Images like this one piss me off no end. Bathrooms are the main instrument of the oppression of trans people. The spectre of a "man in a dress" invading the women's room is a hysteria that the religious right raises like clockwork whenever the issue of protecting trans people from discrimination comes up in legislature, whether it's germane or not. There's a (largely toothless) non-discrimination bill before the Maryland legislature as I write this that omits access to public accommodation (a class of services that also includes restaurants and--scarily--hospitals). The promoters of the bill omitted this in the hopes of avoiding the "bathroom bill" hysteria. They failed. And images like this one DO. NOT. HELP. It's even more annoying because the movie never once suggests that Bree is confused about her identity (or which bathroom she should use). It's a senselessly "othering" image.
Almost as bad is the way this was released on DVD. The initial release had one of those prismatic covers that shows one picture at one angle and another picture at a different angle. In this case, one picture was of Bree, the other was a headshot of Felicity Huffman without the impedimenta of the character. Huffman is very attractive, so this presentation both calls attention to the fact that she's playing ugly in the best tradition of Oscar bait and to the fact that Bree is essentially an artificial construction. I know plenty of trans women who are as attractive as Huffman--a couple of them are in the movie--so the decision to present the character this way is yet another way to clue the audience into the fact that Bree is a fraud. You can see the the headshot of Huffman if you click the Amazon link below.

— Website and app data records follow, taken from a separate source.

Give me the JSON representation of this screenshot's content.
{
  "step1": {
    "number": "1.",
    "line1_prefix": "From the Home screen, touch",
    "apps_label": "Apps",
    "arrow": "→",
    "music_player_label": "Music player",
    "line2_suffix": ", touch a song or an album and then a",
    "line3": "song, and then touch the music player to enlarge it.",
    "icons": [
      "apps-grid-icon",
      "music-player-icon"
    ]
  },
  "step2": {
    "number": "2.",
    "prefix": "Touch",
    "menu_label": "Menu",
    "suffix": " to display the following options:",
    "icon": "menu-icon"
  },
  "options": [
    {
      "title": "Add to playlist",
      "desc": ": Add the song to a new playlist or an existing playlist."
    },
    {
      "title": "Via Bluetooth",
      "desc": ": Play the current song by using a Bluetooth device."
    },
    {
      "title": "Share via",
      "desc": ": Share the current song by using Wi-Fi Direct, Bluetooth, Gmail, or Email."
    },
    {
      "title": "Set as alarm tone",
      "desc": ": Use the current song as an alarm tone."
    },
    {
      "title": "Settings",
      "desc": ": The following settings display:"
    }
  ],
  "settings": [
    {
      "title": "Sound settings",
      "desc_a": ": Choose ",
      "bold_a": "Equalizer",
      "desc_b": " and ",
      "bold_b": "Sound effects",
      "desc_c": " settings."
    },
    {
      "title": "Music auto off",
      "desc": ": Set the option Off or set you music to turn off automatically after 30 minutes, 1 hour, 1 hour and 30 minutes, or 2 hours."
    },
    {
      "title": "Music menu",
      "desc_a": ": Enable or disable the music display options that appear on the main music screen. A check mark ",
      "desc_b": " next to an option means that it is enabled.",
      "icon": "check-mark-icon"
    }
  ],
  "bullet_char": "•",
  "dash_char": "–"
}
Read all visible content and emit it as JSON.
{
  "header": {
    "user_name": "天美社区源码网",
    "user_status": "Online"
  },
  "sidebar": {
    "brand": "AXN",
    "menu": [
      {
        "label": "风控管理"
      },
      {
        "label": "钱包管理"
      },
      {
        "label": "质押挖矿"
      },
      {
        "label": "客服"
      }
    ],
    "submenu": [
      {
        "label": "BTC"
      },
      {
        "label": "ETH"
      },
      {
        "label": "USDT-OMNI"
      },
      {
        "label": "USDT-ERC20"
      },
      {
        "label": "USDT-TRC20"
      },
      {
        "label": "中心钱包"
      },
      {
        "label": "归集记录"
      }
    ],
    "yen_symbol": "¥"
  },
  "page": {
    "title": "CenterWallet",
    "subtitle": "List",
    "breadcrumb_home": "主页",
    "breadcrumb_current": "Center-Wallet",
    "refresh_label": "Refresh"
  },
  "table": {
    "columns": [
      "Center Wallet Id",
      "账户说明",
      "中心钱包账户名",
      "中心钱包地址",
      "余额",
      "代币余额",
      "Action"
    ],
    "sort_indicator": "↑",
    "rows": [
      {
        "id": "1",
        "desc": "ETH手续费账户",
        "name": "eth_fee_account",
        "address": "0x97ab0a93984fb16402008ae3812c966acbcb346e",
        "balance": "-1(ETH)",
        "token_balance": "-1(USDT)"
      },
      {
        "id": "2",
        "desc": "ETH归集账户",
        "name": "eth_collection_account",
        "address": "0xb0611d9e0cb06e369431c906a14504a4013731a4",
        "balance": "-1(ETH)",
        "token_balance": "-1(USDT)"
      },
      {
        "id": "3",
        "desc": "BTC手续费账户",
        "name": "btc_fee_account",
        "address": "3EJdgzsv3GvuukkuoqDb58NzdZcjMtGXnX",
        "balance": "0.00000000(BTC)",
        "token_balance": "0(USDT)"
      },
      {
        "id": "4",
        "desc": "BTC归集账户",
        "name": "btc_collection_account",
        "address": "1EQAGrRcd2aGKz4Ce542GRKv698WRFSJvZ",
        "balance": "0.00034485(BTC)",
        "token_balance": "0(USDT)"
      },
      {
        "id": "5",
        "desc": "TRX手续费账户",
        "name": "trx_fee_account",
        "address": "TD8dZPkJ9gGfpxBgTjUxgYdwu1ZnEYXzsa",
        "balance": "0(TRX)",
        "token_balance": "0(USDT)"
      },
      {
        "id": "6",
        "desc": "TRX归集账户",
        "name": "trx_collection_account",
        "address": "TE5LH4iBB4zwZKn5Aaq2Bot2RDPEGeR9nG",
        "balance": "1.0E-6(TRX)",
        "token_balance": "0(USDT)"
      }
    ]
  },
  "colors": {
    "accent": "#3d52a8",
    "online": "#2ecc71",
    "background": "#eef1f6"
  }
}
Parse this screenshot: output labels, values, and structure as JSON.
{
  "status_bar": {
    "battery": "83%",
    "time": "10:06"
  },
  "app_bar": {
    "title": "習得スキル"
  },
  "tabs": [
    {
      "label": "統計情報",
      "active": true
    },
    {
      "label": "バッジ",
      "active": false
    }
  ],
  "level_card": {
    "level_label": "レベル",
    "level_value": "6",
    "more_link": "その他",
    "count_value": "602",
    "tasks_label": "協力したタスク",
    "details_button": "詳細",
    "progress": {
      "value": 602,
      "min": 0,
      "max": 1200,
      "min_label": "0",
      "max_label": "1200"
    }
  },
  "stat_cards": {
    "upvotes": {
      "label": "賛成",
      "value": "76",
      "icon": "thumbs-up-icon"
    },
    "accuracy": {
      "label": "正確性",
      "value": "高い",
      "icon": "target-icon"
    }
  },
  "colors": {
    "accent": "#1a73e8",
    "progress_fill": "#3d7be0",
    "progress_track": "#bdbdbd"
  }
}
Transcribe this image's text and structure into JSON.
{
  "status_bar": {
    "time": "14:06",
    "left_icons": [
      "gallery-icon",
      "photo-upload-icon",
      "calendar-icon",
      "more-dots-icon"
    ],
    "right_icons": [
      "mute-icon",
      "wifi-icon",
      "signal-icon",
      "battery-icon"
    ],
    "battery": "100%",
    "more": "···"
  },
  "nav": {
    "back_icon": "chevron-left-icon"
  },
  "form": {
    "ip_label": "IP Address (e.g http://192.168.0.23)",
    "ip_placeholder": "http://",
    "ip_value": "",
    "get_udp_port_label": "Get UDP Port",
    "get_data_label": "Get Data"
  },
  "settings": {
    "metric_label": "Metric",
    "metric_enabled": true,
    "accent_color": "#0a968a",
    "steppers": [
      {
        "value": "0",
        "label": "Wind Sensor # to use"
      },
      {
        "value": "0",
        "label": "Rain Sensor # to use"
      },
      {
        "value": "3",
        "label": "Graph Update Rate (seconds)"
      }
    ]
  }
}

This movie won a GLAAD Media Award, and in retrospect, I want to smack them upside the head for it. Let's leave aside Bree for the nonce and look at Toby. Toby's story is ALSO constructed of sterotypes and misconceptions about gay people, and it is equally pernicious. Toby is a drug user, a prostitute, and an abuse survivor. It's almost as if the filmmakers had gone down a checklist of the American Family Association's enumeration of the personal dissolution caused by the "homosexual lifestyle." There's an unspoken assumption in the way this is presented that Toby was "made" into a homosexual by his abusive stepfather, and that there's some hope of him being changed back after seeing him respond to the girl at the truck stop. An anti-gay activist might look at this film and use it as an argument for putting both of its lead characters into a conversion therapy-based program to pray the gay out of them. It's all very irritating.
The one bright spot in the movie for me is Graham Green's character, Calvin the Rancher. The notion that there are people out there that see past the artifice and the checkered past Bree carries around with her is very gratifying. One wishes that the film would have thrown its main thrust over the side at this point, because during Green's scenes with Huffman, the movie actually finds a sliver of authenticity that could have carried a movie unto itself.
Anyway, I spoke about some of these issues in the panel discussion after the movie. I pretty much confined my comments to issues of media presentation, both in this movie and others. I focused on the main stereotypes in trans-themed cinema. The other members of the panel generally offered their experiences as transsexuals, which is probably a valuable perspective for a cis audience to hear. There's a tremendous variety of experiences in the transgender community. My own experience doesn't make for good drama, frankly. Fortunately, none of us actually had to defend our humanity to the audience, and I didn't feel like an exhibit in a zoo. That's always a risk with these kinds of events. On the whole, I think it went well. Next time I do one of these, though, I hope they pick a better movie.